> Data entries
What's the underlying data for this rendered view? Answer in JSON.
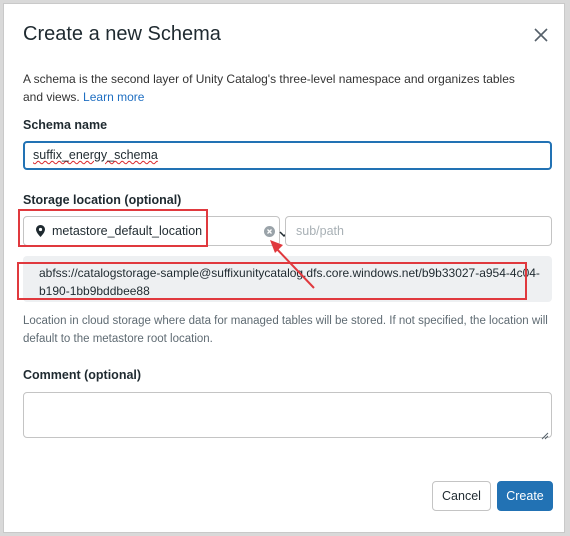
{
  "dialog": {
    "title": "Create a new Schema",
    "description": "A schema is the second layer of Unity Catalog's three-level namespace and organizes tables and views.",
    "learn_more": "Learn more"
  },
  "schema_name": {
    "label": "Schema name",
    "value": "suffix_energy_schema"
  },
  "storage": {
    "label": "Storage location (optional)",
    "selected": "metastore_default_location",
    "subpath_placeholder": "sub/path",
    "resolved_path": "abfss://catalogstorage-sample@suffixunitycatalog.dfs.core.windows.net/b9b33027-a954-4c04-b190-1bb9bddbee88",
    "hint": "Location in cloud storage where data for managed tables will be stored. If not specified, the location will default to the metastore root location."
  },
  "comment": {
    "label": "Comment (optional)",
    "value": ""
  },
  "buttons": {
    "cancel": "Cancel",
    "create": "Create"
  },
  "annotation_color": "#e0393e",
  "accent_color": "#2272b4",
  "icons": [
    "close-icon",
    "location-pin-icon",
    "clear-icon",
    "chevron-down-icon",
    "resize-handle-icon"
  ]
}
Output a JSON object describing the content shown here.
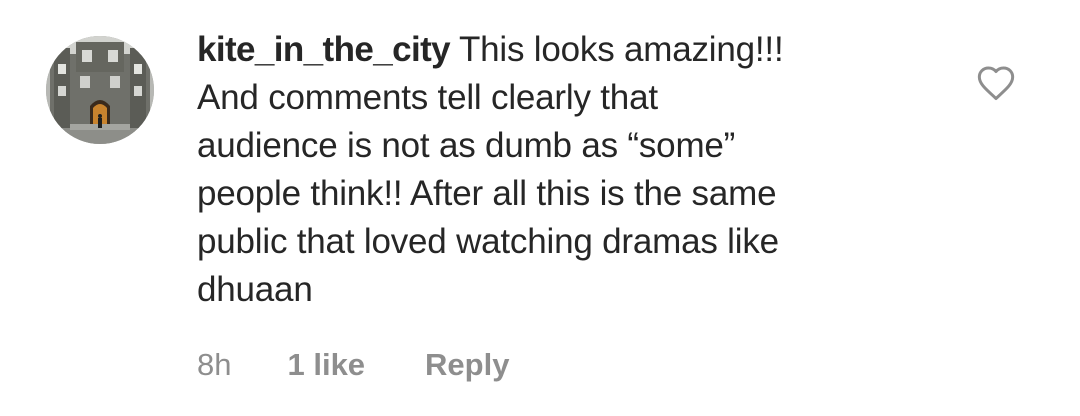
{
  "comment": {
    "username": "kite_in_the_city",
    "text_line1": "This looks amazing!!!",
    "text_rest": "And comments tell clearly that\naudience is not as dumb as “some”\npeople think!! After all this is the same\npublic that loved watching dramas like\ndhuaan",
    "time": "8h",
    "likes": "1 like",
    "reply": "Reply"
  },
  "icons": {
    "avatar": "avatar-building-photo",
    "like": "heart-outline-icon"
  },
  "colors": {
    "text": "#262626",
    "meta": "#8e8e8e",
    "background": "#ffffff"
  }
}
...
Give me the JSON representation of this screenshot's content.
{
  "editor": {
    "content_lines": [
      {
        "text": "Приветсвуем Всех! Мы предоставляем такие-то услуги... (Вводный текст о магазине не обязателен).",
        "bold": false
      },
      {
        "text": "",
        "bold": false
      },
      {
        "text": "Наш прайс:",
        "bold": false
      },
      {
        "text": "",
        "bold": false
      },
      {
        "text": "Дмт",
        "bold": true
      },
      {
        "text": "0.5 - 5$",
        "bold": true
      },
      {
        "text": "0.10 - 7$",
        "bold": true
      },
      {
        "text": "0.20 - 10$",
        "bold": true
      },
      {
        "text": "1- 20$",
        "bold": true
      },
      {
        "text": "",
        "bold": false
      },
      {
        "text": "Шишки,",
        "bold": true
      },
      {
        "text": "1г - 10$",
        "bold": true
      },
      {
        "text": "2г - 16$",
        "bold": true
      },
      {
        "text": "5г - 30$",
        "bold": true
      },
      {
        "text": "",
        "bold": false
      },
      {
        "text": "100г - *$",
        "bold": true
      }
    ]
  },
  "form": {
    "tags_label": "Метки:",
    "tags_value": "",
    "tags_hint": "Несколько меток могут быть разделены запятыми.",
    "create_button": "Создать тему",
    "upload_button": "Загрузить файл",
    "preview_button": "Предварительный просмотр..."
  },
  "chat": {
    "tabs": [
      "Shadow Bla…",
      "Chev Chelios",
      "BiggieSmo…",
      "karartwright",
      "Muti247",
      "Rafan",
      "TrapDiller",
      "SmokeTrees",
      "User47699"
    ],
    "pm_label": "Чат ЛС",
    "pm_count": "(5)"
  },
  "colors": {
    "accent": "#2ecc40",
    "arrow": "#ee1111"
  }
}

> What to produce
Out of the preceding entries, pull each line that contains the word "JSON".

> Result
What's the underlying data for this rendered view? Answer in JSON.
Output a JSON object describing the content shown here.
Give me the JSON representation of this screenshot's content.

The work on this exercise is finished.